Attempting to propose a compromise at this morning’s Cabinet meeting, Barak suggested that perhaps the Ulpana residents could move from their current location to an alternative location in Beit El:
“We found 22 dunams of land in the town which could, under certain circumstances and after plans are approved, be used to build alternative homes for residents of the neighborhood…”
And then…then he said (emphasis added):
“…the question of ownership of the land is still being adjudicated. If it turns out that the land is owned by Palestinians, we would have no choice other than to abandon it or purchase it.”
And I say, Stop the presses! The same Barak who piously declared that honoring the court ruling was a matter of rule of law, which is essential to a democracy, now admits that it has not been determined yet if Arabs own the land? And that if it turns out (a most unlikely eventuality) that Arabs do own it, it might possibly be bought?
Then, why the hell the rush to push out the residents of Ulpana within a week’s time? The answer is that Barak gave a pledge to the court to do so. The Civil Administration didn’t ask for more time to explore the issues, and didn’t tell the court that it wanted to re-visit Ulpana’s legal status. It caved, as I described above. Says Barak:
“This is not about a ruling but a pledge made by the government last year, that neighborhoods and buildings on private land be evicted.” (Emphasis added)
And here the determination that this land is private has not yet been made definitively. But the court ruling followed the pledge.
As to Barak’s proposal that the residents be moved, they responded that they are not chess pieces, to be moved about as Barak wishes.
Tonight there was a major demonstration in Beit El, attended by a number of MKs and people from all over the country. Declared MK Tzipi Hotovely (Likud) — one of several people who spoke — “We will win!”
Now we must wait to see what transpires.
Please note two additional facts about the neighborhood here, which make it all the more unconscionable that it should be demolished:
The neighborhood was erected in memory of Ita Tzur, mother of 7, who, with her 12-year old son Ephraim, was killed — in the presence of her small daughters — by Palestinian terrorists.
One of the young homeowners slated for eviction is Yedidya (Didi) Dikstein, who was 16 when both his parents and his 9-year old brother were killed by terrorists.
More to follow as this story unfolds.
© Arlene Kushner.
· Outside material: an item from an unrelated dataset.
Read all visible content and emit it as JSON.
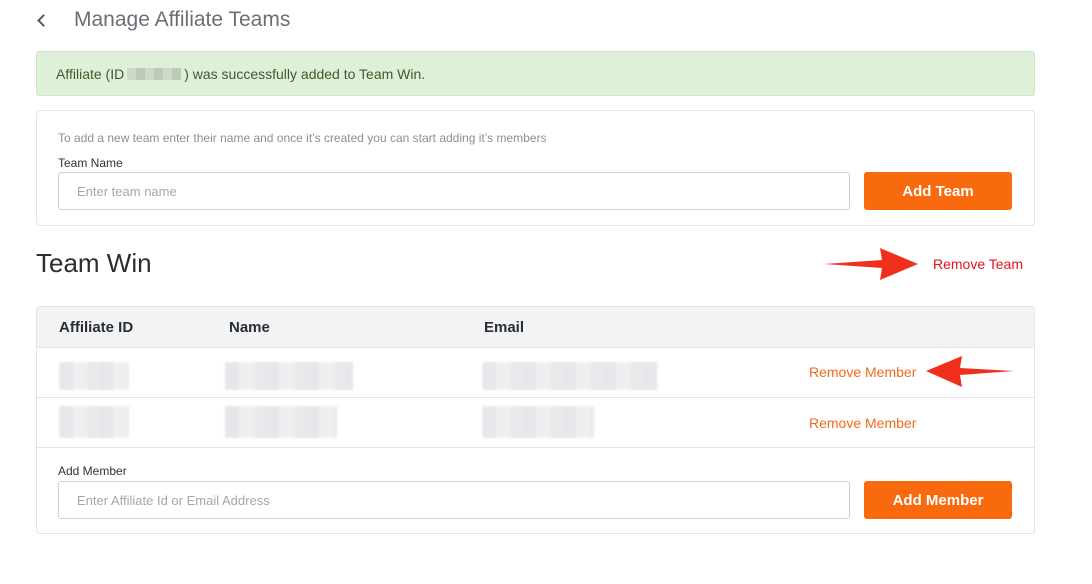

This material is produced by Arlene Kushner, functioning as an independent journalist. Permission is granted for it to be reproduced only with proper attribution.